Coming of the Gods by Chester Whitehorn was featured in the Summer 1945 issue of Planet Stories.
One of the many reasons why I’m doing Short Reviews is to share what stories from the pulps were like and what they were about, as many of these have never been collected or reprinted; I feel that it’s important because the on-going meme you hear about the pulps is how sexist, regressive, racist, anti-diversity and pro-colonialist they were and that could not be further from the truth! Coming of the Gods is another piece that shows how people who claim the pulps were just dumb action tripe and should be buried in favor of more ‘serious’ science fiction could not be more wrong.
Coming of the Gods is an interesting twist on the Planetary Romance in which the story is told not from the point of view of some heroic Earth-man arriving on a strange world to save the day but an alien primitive saving the hapless space pioneers from the mess that they inadvertently brought to his world. Kinda like Tarzan, but it should be noted that the hero here is an indigenous African Martian. Again, we have a classic pulp sci-fi story featuring an explicitly non-white protagonist exploring some interesting themes including human commonality and the institution of marriage.

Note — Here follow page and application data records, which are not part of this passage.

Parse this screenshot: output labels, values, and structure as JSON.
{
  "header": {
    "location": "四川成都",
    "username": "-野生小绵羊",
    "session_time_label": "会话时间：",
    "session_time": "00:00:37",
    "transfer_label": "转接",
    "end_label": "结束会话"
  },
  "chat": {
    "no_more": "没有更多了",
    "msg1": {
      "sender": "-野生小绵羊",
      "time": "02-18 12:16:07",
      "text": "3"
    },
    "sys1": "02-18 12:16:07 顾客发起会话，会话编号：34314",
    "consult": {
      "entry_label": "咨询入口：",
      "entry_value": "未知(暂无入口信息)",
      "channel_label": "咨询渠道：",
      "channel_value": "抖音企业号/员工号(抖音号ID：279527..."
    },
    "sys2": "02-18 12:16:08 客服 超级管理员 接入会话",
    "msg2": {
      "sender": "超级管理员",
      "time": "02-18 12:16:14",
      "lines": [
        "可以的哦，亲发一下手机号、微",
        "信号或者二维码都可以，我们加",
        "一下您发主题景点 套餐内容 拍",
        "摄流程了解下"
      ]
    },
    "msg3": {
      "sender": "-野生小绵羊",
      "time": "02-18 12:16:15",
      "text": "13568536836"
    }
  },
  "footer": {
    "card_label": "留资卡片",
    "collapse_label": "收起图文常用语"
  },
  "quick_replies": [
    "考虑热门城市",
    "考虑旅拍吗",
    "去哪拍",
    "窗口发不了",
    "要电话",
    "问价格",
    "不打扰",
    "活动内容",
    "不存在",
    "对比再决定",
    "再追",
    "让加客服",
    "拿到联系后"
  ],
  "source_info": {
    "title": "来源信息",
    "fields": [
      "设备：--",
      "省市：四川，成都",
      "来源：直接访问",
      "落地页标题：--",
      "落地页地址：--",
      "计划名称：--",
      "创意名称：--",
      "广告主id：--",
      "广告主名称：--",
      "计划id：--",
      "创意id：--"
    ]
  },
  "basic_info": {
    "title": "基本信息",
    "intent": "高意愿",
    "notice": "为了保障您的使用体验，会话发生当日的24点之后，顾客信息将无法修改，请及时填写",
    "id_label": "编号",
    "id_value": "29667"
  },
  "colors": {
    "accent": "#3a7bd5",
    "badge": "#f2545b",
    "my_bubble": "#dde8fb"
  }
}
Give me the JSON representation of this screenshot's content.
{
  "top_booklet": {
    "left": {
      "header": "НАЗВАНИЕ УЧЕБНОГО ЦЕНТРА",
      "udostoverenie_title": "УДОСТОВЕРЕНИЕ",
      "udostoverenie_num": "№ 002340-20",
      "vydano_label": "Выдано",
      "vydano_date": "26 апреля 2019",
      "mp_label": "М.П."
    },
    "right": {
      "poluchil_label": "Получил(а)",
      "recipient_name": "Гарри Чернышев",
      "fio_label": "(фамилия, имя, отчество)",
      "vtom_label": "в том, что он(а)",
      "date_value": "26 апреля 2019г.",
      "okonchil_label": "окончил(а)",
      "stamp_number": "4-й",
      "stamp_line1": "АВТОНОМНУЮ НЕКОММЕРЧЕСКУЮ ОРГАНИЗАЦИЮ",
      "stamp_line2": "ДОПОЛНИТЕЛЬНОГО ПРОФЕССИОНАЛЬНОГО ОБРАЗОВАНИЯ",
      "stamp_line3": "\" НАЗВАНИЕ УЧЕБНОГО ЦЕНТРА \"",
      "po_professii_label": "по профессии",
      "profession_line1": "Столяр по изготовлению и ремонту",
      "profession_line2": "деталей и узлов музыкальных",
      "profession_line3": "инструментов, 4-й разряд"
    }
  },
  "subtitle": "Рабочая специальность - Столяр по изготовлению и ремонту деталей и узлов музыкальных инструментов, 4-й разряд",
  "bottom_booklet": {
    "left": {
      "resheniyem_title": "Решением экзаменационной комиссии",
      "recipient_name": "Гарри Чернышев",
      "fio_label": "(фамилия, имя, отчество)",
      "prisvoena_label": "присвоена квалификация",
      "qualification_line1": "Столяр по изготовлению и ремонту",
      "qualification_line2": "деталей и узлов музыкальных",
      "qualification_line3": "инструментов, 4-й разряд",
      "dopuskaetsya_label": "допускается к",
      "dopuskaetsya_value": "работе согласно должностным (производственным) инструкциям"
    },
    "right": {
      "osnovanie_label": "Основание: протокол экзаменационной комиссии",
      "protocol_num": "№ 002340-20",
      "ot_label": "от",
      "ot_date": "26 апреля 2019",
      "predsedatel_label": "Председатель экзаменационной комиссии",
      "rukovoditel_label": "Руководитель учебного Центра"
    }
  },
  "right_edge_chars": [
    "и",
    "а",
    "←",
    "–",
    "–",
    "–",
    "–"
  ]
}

On the jungle planet of Mars (yeah, that Mars), Ro has just returned from a long and dangerous journey to the far north. He looks forward to rejoining his tribe and marrying his love, but he arrives to find that disaster has struck. After rescuing his beloved Na from an Oan, one of the Martian Rat-men, Ro learns what befell his people. In Ro’s absence, a magic flying sphere landed carrying four white-skinned beings; these visitors were able to communicate telepathically and befriended the Martians, but apparently were not too cautious about keeping their ray guns secure, because the Oan managed to get ahold of them, and the result was a massacre.